Dobbs’ critics accuse the reported majority of radicalism. But the opinion rejects Roe on the same grounds raised by distinguished liberal scholars. John Hart Ely of Harvard Law School, one of the most influential constitutional scholars of the late 20th Century, called Roe “bad because it is bad constitutional law, or rather because it is not constitutional law and gives almost no sense of an obligation to try to be.” Laurence Tribe, another of America’s most important constitutional law thinkers, observed, “one of the most curious things about Roe is that, behind its own verbal smokescreen, the substantive judgment on which it rests is nowhere to be found.” Scholars criticized Roe and its progeny because abortion does not appear anywhere in the constitutional text. For Roe to assert that a right to abortion lurks in the phrase “nor shall any State deprive any person of life, liberty or property, without due process of law,” twists words beyond their meaning. Even if abortion rests within the understanding of “liberty,” the Fourteenth Amendment allows states to deprive “persons” of it so long as they receive fair process. To believe in “substantive” due process, as some scholars, judges, and lawyers do, means entertaining two contradictory characteristics for the same thing, such as dry water or dark light.

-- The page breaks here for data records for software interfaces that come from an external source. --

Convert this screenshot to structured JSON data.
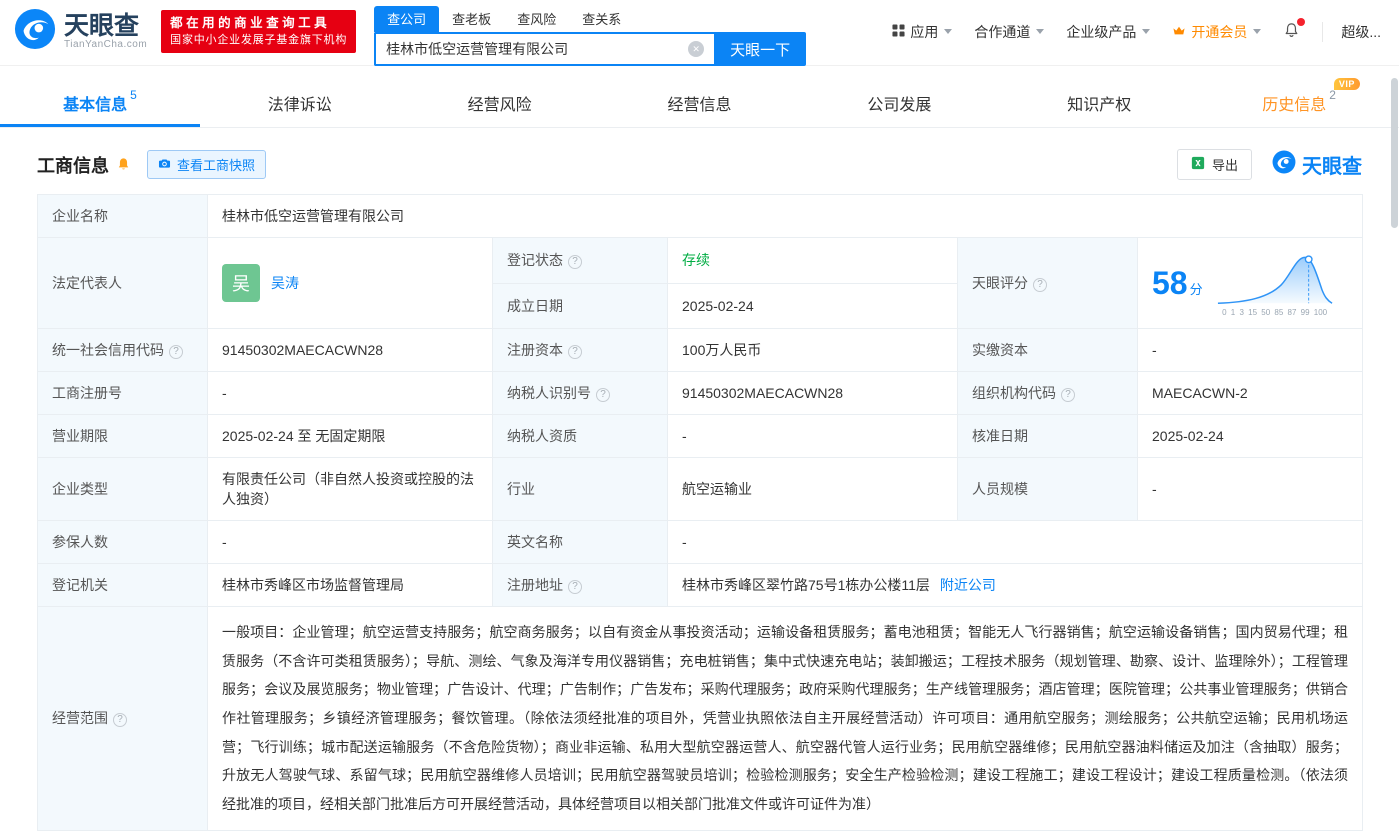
{
  "header": {
    "logo_text": "天眼查",
    "logo_subtext": "TianYanCha.com",
    "slogan_line1": "都在用的商业查询工具",
    "slogan_line2": "国家中小企业发展子基金旗下机构",
    "search_tabs": [
      {
        "label": "查公司"
      },
      {
        "label": "查老板"
      },
      {
        "label": "查风险"
      },
      {
        "label": "查关系"
      }
    ],
    "search_value": "桂林市低空运营管理有限公司",
    "search_button": "天眼一下",
    "nav": {
      "apps": "应用",
      "cooperation": "合作通道",
      "enterprise": "企业级产品",
      "vip": "开通会员",
      "user": "超级..."
    }
  },
  "tabs": [
    {
      "label": "基本信息",
      "badge": "5"
    },
    {
      "label": "法律诉讼",
      "badge": ""
    },
    {
      "label": "经营风险",
      "badge": ""
    },
    {
      "label": "经营信息",
      "badge": ""
    },
    {
      "label": "公司发展",
      "badge": ""
    },
    {
      "label": "知识产权",
      "badge": ""
    },
    {
      "label": "历史信息",
      "badge": "2",
      "tag": "VIP"
    }
  ],
  "section": {
    "title": "工商信息",
    "snapshot_button": "查看工商快照",
    "export_button": "导出",
    "brand": "天眼查"
  },
  "info": {
    "labels": {
      "company_name": "企业名称",
      "legal_rep": "法定代表人",
      "reg_status": "登记状态",
      "establish_date": "成立日期",
      "score": "天眼评分",
      "credit_code": "统一社会信用代码",
      "reg_capital": "注册资本",
      "paid_capital": "实缴资本",
      "reg_number": "工商注册号",
      "taxpayer_id": "纳税人识别号",
      "org_code": "组织机构代码",
      "business_term": "营业期限",
      "taxpayer_quality": "纳税人资质",
      "approval_date": "核准日期",
      "company_type": "企业类型",
      "industry": "行业",
      "staff_size": "人员规模",
      "insured_count": "参保人数",
      "english_name": "英文名称",
      "reg_authority": "登记机关",
      "reg_address": "注册地址",
      "business_scope": "经营范围"
    },
    "values": {
      "company_name": "桂林市低空运营管理有限公司",
      "legal_rep_avatar": "吴",
      "legal_rep": "吴涛",
      "reg_status": "存续",
      "establish_date": "2025-02-24",
      "score": "58",
      "score_unit": "分",
      "credit_code": "91450302MAECACWN28",
      "reg_capital": "100万人民币",
      "paid_capital": "-",
      "reg_number": "-",
      "taxpayer_id": "91450302MAECACWN28",
      "org_code": "MAECACWN-2",
      "business_term": "2025-02-24 至 无固定期限",
      "taxpayer_quality": "-",
      "approval_date": "2025-02-24",
      "company_type": "有限责任公司（非自然人投资或控股的法人独资）",
      "industry": "航空运输业",
      "staff_size": "-",
      "insured_count": "-",
      "english_name": "-",
      "reg_authority": "桂林市秀峰区市场监督管理局",
      "reg_address": "桂林市秀峰区翠竹路75号1栋办公楼11层",
      "nearby_link": "附近公司",
      "business_scope": "一般项目：企业管理；航空运营支持服务；航空商务服务；以自有资金从事投资活动；运输设备租赁服务；蓄电池租赁；智能无人飞行器销售；航空运输设备销售；国内贸易代理；租赁服务（不含许可类租赁服务）；导航、测绘、气象及海洋专用仪器销售；充电桩销售；集中式快速充电站；装卸搬运；工程技术服务（规划管理、勘察、设计、监理除外）；工程管理服务；会议及展览服务；物业管理；广告设计、代理；广告制作；广告发布；采购代理服务；政府采购代理服务；生产线管理服务；酒店管理；医院管理；公共事业管理服务；供销合作社管理服务；乡镇经济管理服务；餐饮管理。（除依法须经批准的项目外，凭营业执照依法自主开展经营活动）许可项目：通用航空服务；测绘服务；公共航空运输；民用机场运营；飞行训练；城市配送运输服务（不含危险货物）；商业非运输、私用大型航空器运营人、航空器代管人运行业务；民用航空器维修；民用航空器油料储运及加注（含抽取）服务；升放无人驾驶气球、系留气球；民用航空器维修人员培训；民用航空器驾驶员培训；检验检测服务；安全生产检验检测；建设工程施工；建设工程设计；建设工程质量检测。（依法须经批准的项目，经相关部门批准后方可开展经营活动，具体经营项目以相关部门批准文件或许可证件为准）"
    },
    "score_axis": "0 1 3 15 50 85 87 99 100"
  },
  "colors": {
    "brand_blue": "#0b84f5",
    "vip_orange": "#ff8a00",
    "status_green": "#00ad43",
    "badge_red": "#e60012"
  }
}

Justice Samuel Alito’s majority opinion in Dobbs proceeds beyond this basic argument to reject any idea that precedent, history, or tradition would allow abortion to join a list of other rights not enumerated in the text, but nonetheless are so “fundamental” as to deserve constitutional protection. The 20th Century Supreme Court, for example, held that the Fourteenth Amendment “incorporated” most of the Bill of Rights against the states. The Court has also added a few rights to this list because they are “deeply rooted in history and tradition” and essential to our “scheme of ordered liberty.” In holding that Americans have an individual right to possess firearms, for example, the Court (Justice Scalia writing for the majority) found that a large majority of states that had ratified the Fourteenth Amendment in 1866 also had laws protecting the right to keep and bear arms.

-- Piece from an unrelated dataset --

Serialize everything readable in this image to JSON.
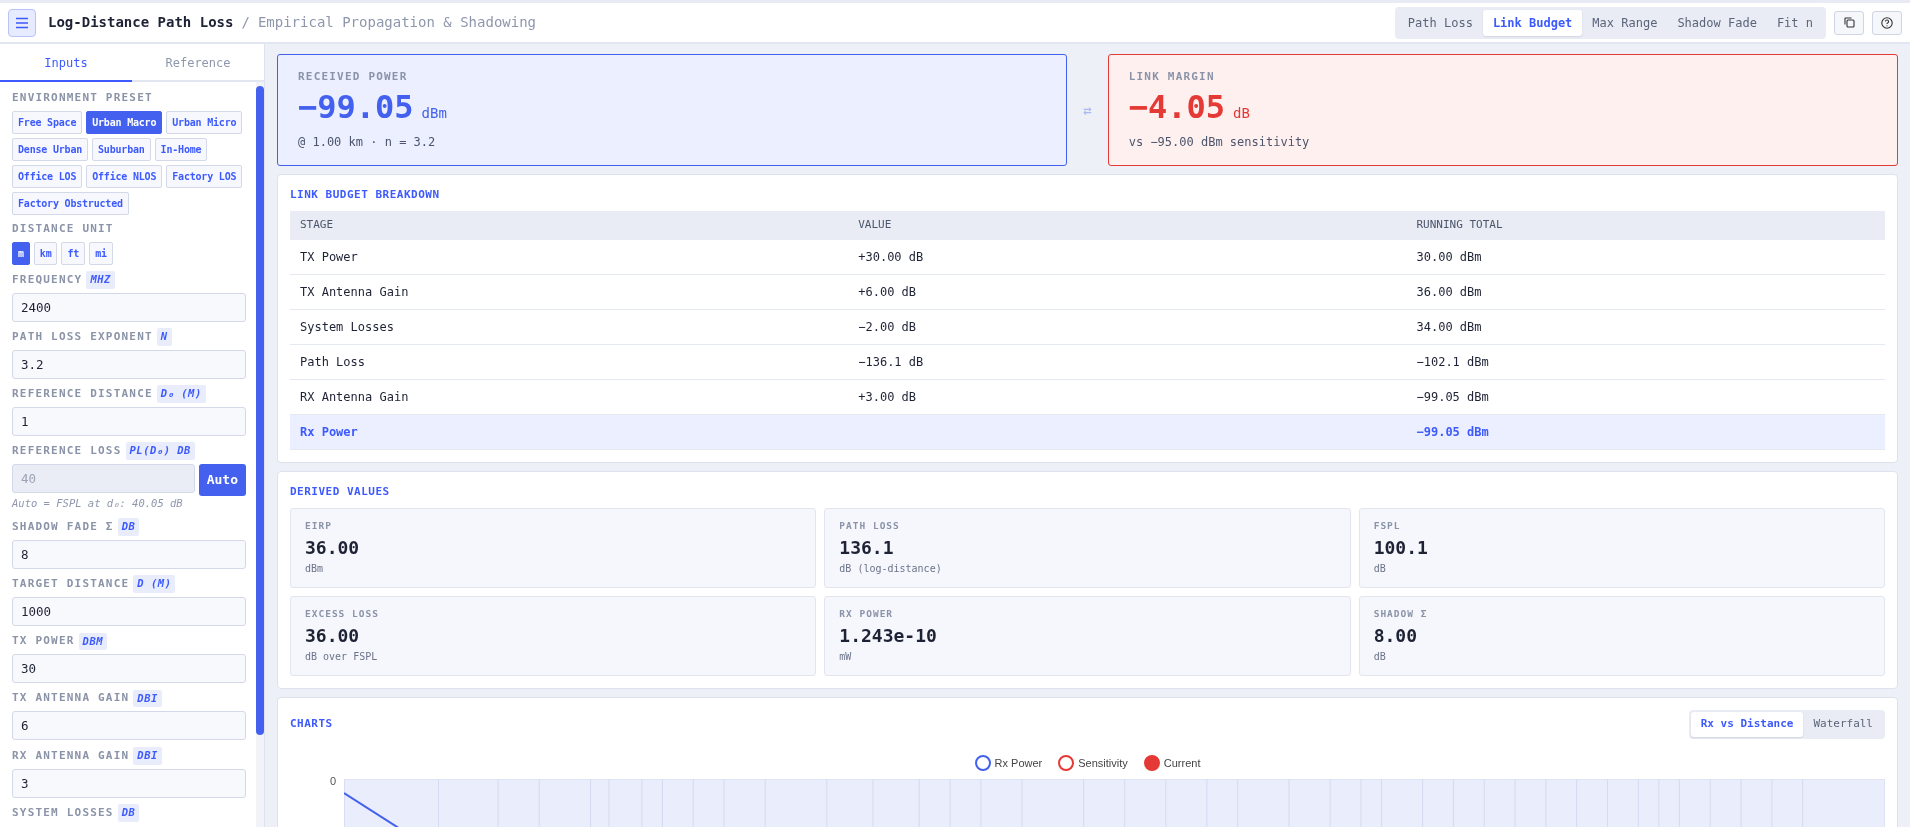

History, however, also explains why the Justices have refused other rights entry into the constitutional canon. In Washington v. Glucksberg, the Rehnquist Court held that euthanasia did not count as a “liberty interest” protected by the Fourteenth Amendment because it was not “objectively, deeply rooted in the Nation’s history and tradition.” A similar analysis has turned aside efforts to limit or end the death penalty. Justice Alito carefully explained in Dobbs why this same logic requires the Court to reject a constitutional right to abortion. Before, after, and at the time of the ratification of the Fourteenth Amendment, Anglo-American law treated abortion as criminal. If the framers and ratifiers of the Fourteenth Amendment had understood it to protect abortion, Dobbs reasoned, the historical record should have shown states at the time treating it as a constitutional right of some kind. But, according to the Court, there is no evidence of such an understanding. “Until the latter part of the 20th century, there was no support in American law for a constitutional right to obtain an abortion,” Justice Alito concludes. “Zero. None.”

Finally, there is one aspect of Justice Alito’s opinion that has so far drawn little comment. He wrote that the Supreme Court should get out of the “rights-creation” business except when rights are rooted in long-established historical tradition. This was the concern of one of abortion’s great defenders, Justice Ruth Bader Ginsburg, who observed that Roe had short-circuited the broad acceptance of abortion rights through the political process. In 1992, before she joined the Court, she argued that Roe had “halted a political process that was moving in a reform direction and thereby, I believed, prolonged divisiveness and deferred stable settlement of the issue.” If Dobbs restores the political process’s control over unenumerated rights, it will complicate and perhaps foreclose both liberals and conservatives who advocate “judicial engagement,” which is a byword for “judicial activism.” But conservatives can’t have it both ways. If they think abortion should be subject to legislative deliberation, they have to admit that other areas of contentious public policy should as well.